Culture / January 22, 2020

What Happened to Rural America?

Written by @OkieGroyper

I Will Not Live in a Pod. I Will Not Eat Bugs. I Will Not Take Antidepressants.

These words have been repeated all over social media in an attempt to resist the cultural homicide occurring in the U.S. The problem is that the evil in our world is advancing a lot quicker than most of us anticipated. The birthplace of the traditional family, the countryside, is dying, and our government is watching it happen, even condoning this destruction in many cases. If we want to keep this movement alive, we need to protect the heart of the country.

How the Mighty Have Fallen.

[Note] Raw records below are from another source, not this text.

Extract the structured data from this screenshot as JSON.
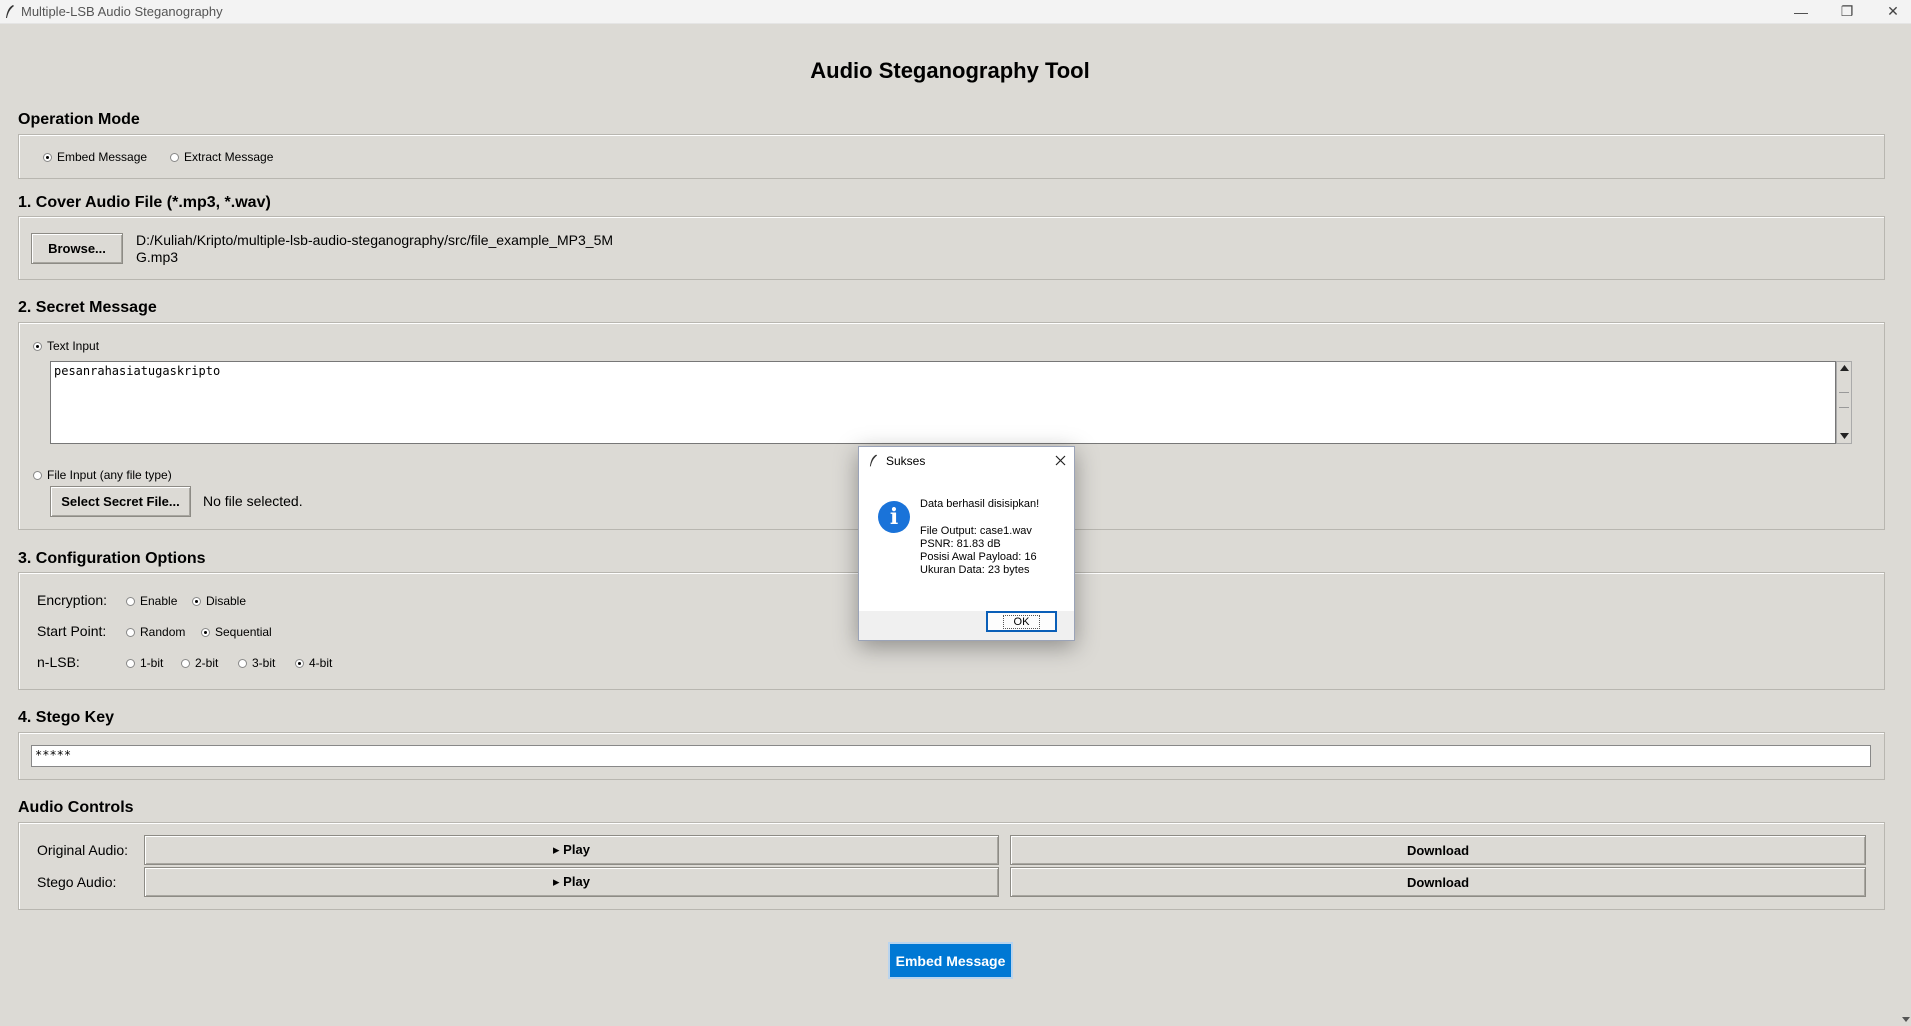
{
  "window": {
    "title": "Multiple-LSB Audio Steganography",
    "minimize": "—",
    "restore": "❐",
    "close": "✕"
  },
  "heading": "Audio Steganography Tool",
  "operation_mode": {
    "title": "Operation Mode",
    "options": [
      {
        "label": "Embed Message",
        "selected": true
      },
      {
        "label": "Extract Message",
        "selected": false
      }
    ]
  },
  "cover_audio": {
    "title": "1. Cover Audio File (*.mp3, *.wav)",
    "browse_label": "Browse...",
    "path_line1": "D:/Kuliah/Kripto/multiple-lsb-audio-steganography/src/file_example_MP3_5M",
    "path_line2": "G.mp3"
  },
  "secret_message": {
    "title": "2. Secret Message",
    "text_input_label": "Text Input",
    "text_value": "pesanrahasiatugaskripto",
    "file_input_label": "File Input (any file type)",
    "select_file_label": "Select Secret File...",
    "file_status": "No file selected."
  },
  "configuration": {
    "title": "3. Configuration Options",
    "encryption": {
      "label": "Encryption:",
      "options": [
        "Enable",
        "Disable"
      ],
      "selected": "Disable"
    },
    "start_point": {
      "label": "Start Point:",
      "options": [
        "Random",
        "Sequential"
      ],
      "selected": "Sequential"
    },
    "nlsb": {
      "label": "n-LSB:",
      "options": [
        "1-bit",
        "2-bit",
        "3-bit",
        "4-bit"
      ],
      "selected": "4-bit"
    }
  },
  "stego_key": {
    "title": "4. Stego Key",
    "value": "*****"
  },
  "audio_controls": {
    "title": "Audio Controls",
    "original_label": "Original Audio:",
    "stego_label": "Stego Audio:",
    "play_label": "▸ Play",
    "download_label": "Download"
  },
  "embed_button": "Embed Message",
  "dialog": {
    "title": "Sukses",
    "icon": "info-icon",
    "headline": "Data berhasil disisipkan!",
    "lines": [
      "File Output: case1.wav",
      "PSNR: 81.83 dB",
      "Posisi Awal Payload: 16",
      "Ukuran Data: 23 bytes"
    ],
    "ok_label": "OK"
  },
  "colors": {
    "background": "#dcdad5",
    "accent": "#0078d4",
    "info": "#1a73d9"
  }
}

Rural America was, at one point, the strongest class of people, both economically and culturally. Unfortunately, this is no longer the truth. Most of these rural areas are doing much better economically, but if you dig into the raw numbers, you see something that is alarming. When you take a magnifying glass to rural communities, you see the pain and suffering that has been inflicted upon them. We see ghost towns all across the country, and the decline of our agricultural industry. Worst of all, the children are being psychologically tortured and isolated from their parents.

Where are the Mothers?

Babies being born to unmarried mothers certainly is not a new phenomenon, but it is something that has had a sharp uptick throughout rural areas. In states such as New Mexico, Mississippi, and Louisiana, the majority of births are to unmarried mothers. This snowballs into even bigger problems: Separation and divorce. Unmarried mothers have to work in order to support their children and that can often lead to the child being put in daycare. There have been several studies on the effects of daycare on the child and we all have heard the stories of childcare workers sexually abusing young children. As more mothers put their children in daycare in order to work, more children will be subject to the adverse effects it has on their mental development.

Where Are the Wheat Fields?

Farming is one of the oldest and most well-known traditions in the United States. Young families would cross thousands of miles of land to build a home and establish a farm that their family would cultivate for generations. Corporations are now erasing this tradition and removing centuries of history from our lands. How? By buying up family-owned properties and either adding it to their corporate farm empire or converting it into a suburb and selling it as real estate. The reality is that it isn’t worth it to own a small farm anymore. Previous administrations have removed the tax deductions and other benefits that allowed small farms to exist. Once what was a large wheat field is now the newest addition to suburbia and the only people who are profiting are the elite. 

Where Did the Towns Go?

Corporations have been a key part of American success for the better part of two centuries. However, America is no longer a key part of corporate success. Corporations have been pulling out of small towns left and right in order to either outsource or to cut costs. To them, it is never about what is beneficial to the American people, but rather what is best for their stockholders. Whole towns have been decimated because one company employs most of the town. In Oklahoma, there is a small town called Barnsdall which only has a population of 1,200 people. The vast majority of this town is employed by an oil company that, if it were to leave, would force the majority of the town to leave. The rest of the town works some sort of service position, which would also disappear if that one oil company were to leave. Do you see where I am going with this? Industry is the backbone of rural America and these industrial employers are quickly realizing that there are much cheaper alternatives.

Bringing Back Our Culture.

All of these problems can and will be addressed by breaking ground on new policy designed to help the working class. First, we launch state investigations into daycare facilities to initiate a crackdown on the abuse of young children. These children should be nurtured, if they have to be in daycare, and establishing background checks within these institutions will help. Second, we must establish extreme tax cuts for small farms, to allow for breathing room and expansion. This will take much of the pressure off of small farms and make farming profitable again for the common man. Lastly, we need to increase sanctions against countries that have very relaxed labor laws. Countries such as Bangladesh and Vietnam, nations that have been exploited by many American corporations for decades, should be outright embargoed until they improve labor conditions. This increases the wage of the worker and makes the benefit of outsourcing minimal. These policies and many others can bring prosperity to our land once again, but we need to raise awareness and act now.

Written by @OkieGroyper

Edited by @VeryBigKot